BEGIN EXERCISE DATA

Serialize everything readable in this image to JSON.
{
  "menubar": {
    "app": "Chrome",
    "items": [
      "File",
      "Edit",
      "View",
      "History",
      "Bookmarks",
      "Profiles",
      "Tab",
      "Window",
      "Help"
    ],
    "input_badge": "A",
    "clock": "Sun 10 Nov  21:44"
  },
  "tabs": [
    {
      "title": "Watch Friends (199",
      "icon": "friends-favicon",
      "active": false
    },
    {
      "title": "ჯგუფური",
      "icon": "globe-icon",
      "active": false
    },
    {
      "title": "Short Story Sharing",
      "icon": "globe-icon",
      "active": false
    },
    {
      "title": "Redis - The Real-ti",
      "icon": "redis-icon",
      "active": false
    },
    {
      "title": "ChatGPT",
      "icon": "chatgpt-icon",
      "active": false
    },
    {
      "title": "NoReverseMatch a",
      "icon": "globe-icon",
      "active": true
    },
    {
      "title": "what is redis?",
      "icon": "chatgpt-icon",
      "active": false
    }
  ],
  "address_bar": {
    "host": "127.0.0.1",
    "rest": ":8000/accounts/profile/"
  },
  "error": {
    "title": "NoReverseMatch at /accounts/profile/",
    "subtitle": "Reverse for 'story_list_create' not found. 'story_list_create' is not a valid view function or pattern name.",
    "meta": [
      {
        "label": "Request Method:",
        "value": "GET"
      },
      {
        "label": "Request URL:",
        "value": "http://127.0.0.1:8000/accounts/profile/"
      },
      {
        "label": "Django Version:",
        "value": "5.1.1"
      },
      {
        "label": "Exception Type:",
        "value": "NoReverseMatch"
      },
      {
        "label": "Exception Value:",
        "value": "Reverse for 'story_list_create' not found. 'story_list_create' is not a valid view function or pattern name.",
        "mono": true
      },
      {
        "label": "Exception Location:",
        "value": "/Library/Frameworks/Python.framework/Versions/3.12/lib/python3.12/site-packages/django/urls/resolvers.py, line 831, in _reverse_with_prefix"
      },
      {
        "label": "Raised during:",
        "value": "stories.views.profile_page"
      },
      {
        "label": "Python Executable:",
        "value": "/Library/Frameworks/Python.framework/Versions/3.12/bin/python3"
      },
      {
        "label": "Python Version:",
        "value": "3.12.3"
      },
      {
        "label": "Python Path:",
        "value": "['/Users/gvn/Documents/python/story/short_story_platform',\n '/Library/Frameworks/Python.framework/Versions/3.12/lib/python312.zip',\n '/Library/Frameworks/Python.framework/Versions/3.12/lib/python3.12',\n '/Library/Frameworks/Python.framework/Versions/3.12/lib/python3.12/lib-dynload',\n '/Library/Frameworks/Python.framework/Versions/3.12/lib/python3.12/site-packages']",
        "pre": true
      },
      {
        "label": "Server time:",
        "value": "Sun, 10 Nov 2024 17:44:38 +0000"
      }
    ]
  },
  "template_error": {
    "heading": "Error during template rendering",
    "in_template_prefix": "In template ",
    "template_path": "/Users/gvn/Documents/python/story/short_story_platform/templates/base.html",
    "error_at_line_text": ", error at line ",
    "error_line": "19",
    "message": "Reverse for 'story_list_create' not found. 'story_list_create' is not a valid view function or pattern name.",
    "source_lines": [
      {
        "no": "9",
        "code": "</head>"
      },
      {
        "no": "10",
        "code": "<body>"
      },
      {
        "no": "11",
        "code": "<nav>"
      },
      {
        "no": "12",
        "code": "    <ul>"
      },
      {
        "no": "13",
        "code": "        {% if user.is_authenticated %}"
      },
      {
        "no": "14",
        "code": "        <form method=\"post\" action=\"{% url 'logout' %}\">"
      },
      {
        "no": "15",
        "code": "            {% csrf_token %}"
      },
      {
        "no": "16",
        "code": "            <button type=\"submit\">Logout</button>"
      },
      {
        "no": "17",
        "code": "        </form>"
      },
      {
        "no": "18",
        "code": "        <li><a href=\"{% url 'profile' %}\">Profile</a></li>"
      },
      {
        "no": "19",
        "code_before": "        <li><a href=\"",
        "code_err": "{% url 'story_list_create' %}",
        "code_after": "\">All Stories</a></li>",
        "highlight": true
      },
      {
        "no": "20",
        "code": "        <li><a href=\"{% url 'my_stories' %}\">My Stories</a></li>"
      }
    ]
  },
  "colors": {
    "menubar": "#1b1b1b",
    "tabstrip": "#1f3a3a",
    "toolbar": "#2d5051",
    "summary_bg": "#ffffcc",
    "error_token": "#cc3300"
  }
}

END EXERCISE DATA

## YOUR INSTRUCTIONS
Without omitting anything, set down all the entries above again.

## TASK RESULT
Serialize everything readable in this image to JSON.
{
  "menubar": {
    "app": "Chrome",
    "items": [
      "File",
      "Edit",
      "View",
      "History",
      "Bookmarks",
      "Profiles",
      "Tab",
      "Window",
      "Help"
    ],
    "input_badge": "A",
    "clock": "Sun 10 Nov  21:44"
  },
  "tabs": [
    {
      "title": "Watch Friends (199",
      "icon": "friends-favicon",
      "active": false
    },
    {
      "title": "ჯგუფური",
      "icon": "globe-icon",
      "active": false
    },
    {
      "title": "Short Story Sharing",
      "icon": "globe-icon",
      "active": false
    },
    {
      "title": "Redis - The Real-ti",
      "icon": "redis-icon",
      "active": false
    },
    {
      "title": "ChatGPT",
      "icon": "chatgpt-icon",
      "active": false
    },
    {
      "title": "NoReverseMatch a",
      "icon": "globe-icon",
      "active": true
    },
    {
      "title": "what is redis?",
      "icon": "chatgpt-icon",
      "active": false
    }
  ],
  "address_bar": {
    "host": "127.0.0.1",
    "rest": ":8000/accounts/profile/"
  },
  "error": {
    "title": "NoReverseMatch at /accounts/profile/",
    "subtitle": "Reverse for 'story_list_create' not found. 'story_list_create' is not a valid view function or pattern name.",
    "meta": [
      {
        "label": "Request Method:",
        "value": "GET"
      },
      {
        "label": "Request URL:",
        "value": "http://127.0.0.1:8000/accounts/profile/"
      },
      {
        "label": "Django Version:",
        "value": "5.1.1"
      },
      {
        "label": "Exception Type:",
        "value": "NoReverseMatch"
      },
      {
        "label": "Exception Value:",
        "value": "Reverse for 'story_list_create' not found. 'story_list_create' is not a valid view function or pattern name.",
        "mono": true
      },
      {
        "label": "Exception Location:",
        "value": "/Library/Frameworks/Python.framework/Versions/3.12/lib/python3.12/site-packages/django/urls/resolvers.py, line 831, in _reverse_with_prefix"
      },
      {
        "label": "Raised during:",
        "value": "stories.views.profile_page"
      },
      {
        "label": "Python Executable:",
        "value": "/Library/Frameworks/Python.framework/Versions/3.12/bin/python3"
      },
      {
        "label": "Python Version:",
        "value": "3.12.3"
      },
      {
        "label": "Python Path:",
        "value": "['/Users/gvn/Documents/python/story/short_story_platform',\n '/Library/Frameworks/Python.framework/Versions/3.12/lib/python312.zip',\n '/Library/Frameworks/Python.framework/Versions/3.12/lib/python3.12',\n '/Library/Frameworks/Python.framework/Versions/3.12/lib/python3.12/lib-dynload',\n '/Library/Frameworks/Python.framework/Versions/3.12/lib/python3.12/site-packages']",
        "pre": true
      },
      {
        "label": "Server time:",
        "value": "Sun, 10 Nov 2024 17:44:38 +0000"
      }
    ]
  },
  "template_error": {
    "heading": "Error during template rendering",
    "in_template_prefix": "In template ",
    "template_path": "/Users/gvn/Documents/python/story/short_story_platform/templates/base.html",
    "error_at_line_text": ", error at line ",
    "error_line": "19",
    "message": "Reverse for 'story_list_create' not found. 'story_list_create' is not a valid view function or pattern name.",
    "source_lines": [
      {
        "no": "9",
        "code": "</head>"
      },
      {
        "no": "10",
        "code": "<body>"
      },
      {
        "no": "11",
        "code": "<nav>"
      },
      {
        "no": "12",
        "code": "    <ul>"
      },
      {
        "no": "13",
        "code": "        {% if user.is_authenticated %}"
      },
      {
        "no": "14",
        "code": "        <form method=\"post\" action=\"{% url 'logout' %}\">"
      },
      {
        "no": "15",
        "code": "            {% csrf_token %}"
      },
      {
        "no": "16",
        "code": "            <button type=\"submit\">Logout</button>"
      },
      {
        "no": "17",
        "code": "        </form>"
      },
      {
        "no": "18",
        "code": "        <li><a href=\"{% url 'profile' %}\">Profile</a></li>"
      },
      {
        "no": "19",
        "code_before": "        <li><a href=\"",
        "code_err": "{% url 'story_list_create' %}",
        "code_after": "\">All Stories</a></li>",
        "highlight": true
      },
      {
        "no": "20",
        "code": "        <li><a href=\"{% url 'my_stories' %}\">My Stories</a></li>"
      }
    ]
  },
  "colors": {
    "menubar": "#1b1b1b",
    "tabstrip": "#1f3a3a",
    "toolbar": "#2d5051",
    "summary_bg": "#ffffcc",
    "error_token": "#cc3300"
  }
}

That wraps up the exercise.